A KwaZulu-Natal-based community recycling initiative helped keep plastic out of the environment at the Ballito Pro 2022 surfing competition.
Thousands of nurdles litter South Africa’s beaches. These tiny plastic resin pellets, also called mermaid tears, are a source of microplastics in our oceans and are dangerous to marine life.
Nurdles are lentil-sized plastic pellets made of polyethylene, polypropylene, polystyrene and polyvinyl chloride, among others. These pellets are shipped, shrink-wrapped in 25 kg bags on pallet bases to factories around the world that melt them down to form plastic products.

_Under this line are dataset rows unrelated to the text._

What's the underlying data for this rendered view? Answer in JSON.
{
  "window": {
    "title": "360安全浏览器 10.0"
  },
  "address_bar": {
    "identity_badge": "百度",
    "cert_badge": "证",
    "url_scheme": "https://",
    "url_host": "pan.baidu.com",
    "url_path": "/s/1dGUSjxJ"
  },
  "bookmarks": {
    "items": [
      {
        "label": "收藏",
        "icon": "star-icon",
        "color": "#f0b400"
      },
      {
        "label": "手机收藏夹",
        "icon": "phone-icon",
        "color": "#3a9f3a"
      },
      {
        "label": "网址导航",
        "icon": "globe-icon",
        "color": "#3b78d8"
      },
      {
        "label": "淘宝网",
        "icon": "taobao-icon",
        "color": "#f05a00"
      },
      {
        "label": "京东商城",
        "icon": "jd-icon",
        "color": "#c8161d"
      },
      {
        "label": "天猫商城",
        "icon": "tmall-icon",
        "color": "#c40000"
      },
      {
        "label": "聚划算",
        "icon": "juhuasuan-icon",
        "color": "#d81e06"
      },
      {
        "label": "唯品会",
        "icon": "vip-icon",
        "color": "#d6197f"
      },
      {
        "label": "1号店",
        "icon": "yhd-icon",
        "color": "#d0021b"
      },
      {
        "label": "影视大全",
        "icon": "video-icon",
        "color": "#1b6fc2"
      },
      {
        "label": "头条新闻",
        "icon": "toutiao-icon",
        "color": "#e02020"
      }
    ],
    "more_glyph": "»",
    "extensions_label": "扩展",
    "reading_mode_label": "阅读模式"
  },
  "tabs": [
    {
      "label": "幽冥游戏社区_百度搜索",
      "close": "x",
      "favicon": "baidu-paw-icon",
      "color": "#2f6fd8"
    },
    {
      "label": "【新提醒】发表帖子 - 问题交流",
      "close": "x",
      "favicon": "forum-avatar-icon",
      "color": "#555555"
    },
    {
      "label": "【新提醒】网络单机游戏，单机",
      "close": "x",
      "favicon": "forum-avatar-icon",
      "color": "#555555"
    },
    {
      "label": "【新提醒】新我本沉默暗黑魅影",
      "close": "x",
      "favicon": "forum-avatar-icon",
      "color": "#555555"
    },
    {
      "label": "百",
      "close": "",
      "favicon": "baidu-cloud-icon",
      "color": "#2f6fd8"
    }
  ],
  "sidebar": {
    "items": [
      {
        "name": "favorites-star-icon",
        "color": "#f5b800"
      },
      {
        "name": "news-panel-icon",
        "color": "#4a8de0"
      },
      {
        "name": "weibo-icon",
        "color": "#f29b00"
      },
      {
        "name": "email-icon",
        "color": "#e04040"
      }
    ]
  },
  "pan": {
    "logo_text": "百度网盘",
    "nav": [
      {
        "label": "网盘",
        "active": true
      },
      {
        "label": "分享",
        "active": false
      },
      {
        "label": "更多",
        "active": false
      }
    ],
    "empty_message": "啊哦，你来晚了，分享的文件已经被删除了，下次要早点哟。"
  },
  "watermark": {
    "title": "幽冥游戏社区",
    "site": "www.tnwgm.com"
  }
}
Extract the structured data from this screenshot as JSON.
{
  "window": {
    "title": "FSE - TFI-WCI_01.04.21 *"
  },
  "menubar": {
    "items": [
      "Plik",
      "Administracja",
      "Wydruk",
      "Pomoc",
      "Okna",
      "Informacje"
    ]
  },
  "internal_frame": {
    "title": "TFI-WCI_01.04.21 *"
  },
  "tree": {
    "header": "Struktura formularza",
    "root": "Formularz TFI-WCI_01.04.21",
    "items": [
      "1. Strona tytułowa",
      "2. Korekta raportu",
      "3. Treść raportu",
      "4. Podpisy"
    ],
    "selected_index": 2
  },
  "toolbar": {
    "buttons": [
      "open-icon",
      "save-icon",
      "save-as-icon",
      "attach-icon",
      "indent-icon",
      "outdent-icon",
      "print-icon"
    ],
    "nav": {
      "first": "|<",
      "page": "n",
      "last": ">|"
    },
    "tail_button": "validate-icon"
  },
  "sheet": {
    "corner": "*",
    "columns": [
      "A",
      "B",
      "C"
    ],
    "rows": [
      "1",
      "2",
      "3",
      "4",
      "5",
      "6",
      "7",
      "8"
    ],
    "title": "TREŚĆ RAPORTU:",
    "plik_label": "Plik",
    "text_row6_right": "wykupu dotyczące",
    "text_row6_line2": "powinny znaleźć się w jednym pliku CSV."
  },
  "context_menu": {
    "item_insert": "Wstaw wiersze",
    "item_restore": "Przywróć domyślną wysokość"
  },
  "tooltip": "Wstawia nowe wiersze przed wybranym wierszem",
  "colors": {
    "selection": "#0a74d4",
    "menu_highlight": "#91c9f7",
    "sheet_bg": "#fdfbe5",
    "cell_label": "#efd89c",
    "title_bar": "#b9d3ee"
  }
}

Currently, nurdles are not considered hazardous as per the OSHA (Occupational Health and Safety Act) Hazard Communication Standard and IMDG (International Maritime Dangerous Goods) code. In fact, most shippers don’t know even they have them on board, but if containers are lost at sea, the bags will split open, dispersing the nurdles.
Once spilt, this microplastic is hugely detrimental to marine ecosystems and humans, as they quickly find their way into the food system leading to ulceration, starvation and death. They do not biodegrade and a recent discovery indicated that nurdles follow the same ocean currents as turtles, making them particularly hazardous for these species.
“To put this in perspective, in 2017 we had a freak storm that resulted in two containers with trillions of nurdles falling overboard,” explained Swithenbank-Bowman.
“This resulted in 2.2 billion nurdles being spilt in the Durban Harbour from Saudi Basic Industries Corporation (Sabic). These washed up along the KwaZulu-Natal coastline from Ballito to the KZN South Coast. Only 72% percent of that spill has been cleaned to date.”
In addition to this spill, there was another spill of more than 174.5 metric tons in August 2020 off Plettenberg Bay, and there has been illegal dumping of nurdles by manufacturers upstream in rivers, with nurdles washing up on beaches in eThekwini region. To date, only 12.6% of these nurdles have been retrieved.
Clare Swithenbank-Bowman & Litter4Tokens has developed the innovative Mermaid Tear Catcher (MTC), a scooping device with holes specifically demarcated allowing the user to sieve the nurdles out of the dry sea or river sand. It is made from ocean-bound plastic, and all funds raised from the sales go towards the Litter4Tokens kiosks in South Africa, thereby creating a perfect, circular economy.
Previously, PETCO sponsored the sand-sifting nurdle trommel, as well as mermaid tear catchers, which can be used both as a sieve to catch nurdles and as a frisbee.
This year, the participants who collected the most nurdles over the course of the event stood the chance to earn themselves a PETCO-branded surfboard or paddle board made from recycled planks and resin from recycled glass.
The Litter4Tokens recycling campaign aims to feed, empower, educate, and employ the nation by creating a circular economy. It is also the joint winner of the 2022 PETCO Award in the Best Community Initiative category.